Would that cost more? Not necessarily. Just make it slighly less top heavy when it comes to prize money.  As an example, giving £200 to the first round losers at the UK Championship would cost a grand total of £12800. It would probably cover accomodations (only one night) and travel inside UK. Would it make a huge difference to the winner to get £190000 instead of £200000, and to the runner-up to get £77200 instead of £80000? I dont think so.

However, if this becomes the plan, WST should make the decision quickly and and make it known now. The earlier the players know where things stand, the earlier they can work on their own contigency plan. They are self-employed, most have familiers relying on them. They need to know in order to be able to get through these difficult times in the best possible way. They need to be able to plan and manage, and therefore they need to KNOW as much as possible what are WST plans, whith realistic calendar so that they can commit fully to whaterver they need to do to get through the “snooker shutdown”.

Yes … I have too much time on my hands right now … months without snooker! Just as well that the summer is coming and it’s the good season to go out and travel and … oh wait 🥴
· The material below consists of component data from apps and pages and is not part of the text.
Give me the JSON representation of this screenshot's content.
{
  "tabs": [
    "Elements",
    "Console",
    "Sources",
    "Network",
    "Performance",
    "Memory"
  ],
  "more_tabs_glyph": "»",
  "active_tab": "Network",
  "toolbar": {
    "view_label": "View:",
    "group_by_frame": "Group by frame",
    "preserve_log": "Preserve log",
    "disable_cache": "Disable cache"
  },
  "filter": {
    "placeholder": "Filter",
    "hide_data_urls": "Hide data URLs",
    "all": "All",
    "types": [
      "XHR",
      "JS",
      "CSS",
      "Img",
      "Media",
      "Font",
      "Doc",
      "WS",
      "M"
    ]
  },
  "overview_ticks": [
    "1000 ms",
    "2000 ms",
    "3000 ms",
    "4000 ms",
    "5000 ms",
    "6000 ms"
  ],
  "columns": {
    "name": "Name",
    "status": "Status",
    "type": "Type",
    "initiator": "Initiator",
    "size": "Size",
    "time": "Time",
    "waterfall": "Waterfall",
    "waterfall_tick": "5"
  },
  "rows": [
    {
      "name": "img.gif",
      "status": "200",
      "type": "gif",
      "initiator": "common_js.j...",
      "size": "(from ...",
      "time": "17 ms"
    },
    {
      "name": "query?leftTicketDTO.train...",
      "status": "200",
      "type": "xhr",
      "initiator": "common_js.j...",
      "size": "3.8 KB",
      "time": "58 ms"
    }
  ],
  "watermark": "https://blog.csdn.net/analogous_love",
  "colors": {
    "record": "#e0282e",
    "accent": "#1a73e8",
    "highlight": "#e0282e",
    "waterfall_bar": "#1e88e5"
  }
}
The 2020 Tour Championship Postponed

WST now posted this less than three hours before action was supposed to start, and after this statement issued only yesterday evening.

WST and ITV Sport have taken the decision to postpone this week’s Coral Tour Championship in Llandudno as a precaution against the spread of coronavirus.

The event was due to run from Tuesday to Sunday this week, televised by ITV4.

Following Monday’s announcement from the UK government that public are advised to avoid pubs, clubs, theatres and other such social venues, we have liaised with ITV Sport and come to the decision to postpone the event, with new provisional dates of July 21st to 26th this year at the same venue.

We appreciate this is very short notice and a disappointment for the fans and the television audience, however the assessment could only be made at short notice after yesterday’s announcement from the government which came at 5pm.

The box office at Venue Cymru in Llandudno will contact ticket holders . Those tickets will be transferred automatically to the rescheduled dates. Fans who are unable to attend in July can contact the box office after April 1st for a refund.

Announcements on future events including the World Championship will be made in due course, with all scenarios to be considered depending on further government advice.

There you have it… It is extremely doubtful that the situation will be any better in three weeks, so be prepared for the World Championship to be either postponed or cancelled.

This event, with only eight players is relatively easy to postpone. The World Championship and it’s qualifiers are a completely different challenge altogether.

Barry Hearn decided to “wait for the UK government advice” instead of doing what so many other sports have, listen to the WHO, look at what nearly every other country was doing and act immediately. What happens now regarding covid-19 was entirely previsible and inevitable. Putting fans and players in this position was completely evitable. Refunding tickets won’t refund the fans their travel costs and hotels … hopefully WST does something for the players who are already there.

Yesterday Neil Robertson on twitter complained that he hadn’t been told by WST that the event was to go ahead without audience, even after the decision was made. He must be even happier right now! He surely is in Landudno already, he was due to play at 1 pm local time. As must be Mark Allen and Shaun Murphy who must have traveled from Northern Ireland and Ireland respectively.

Well done!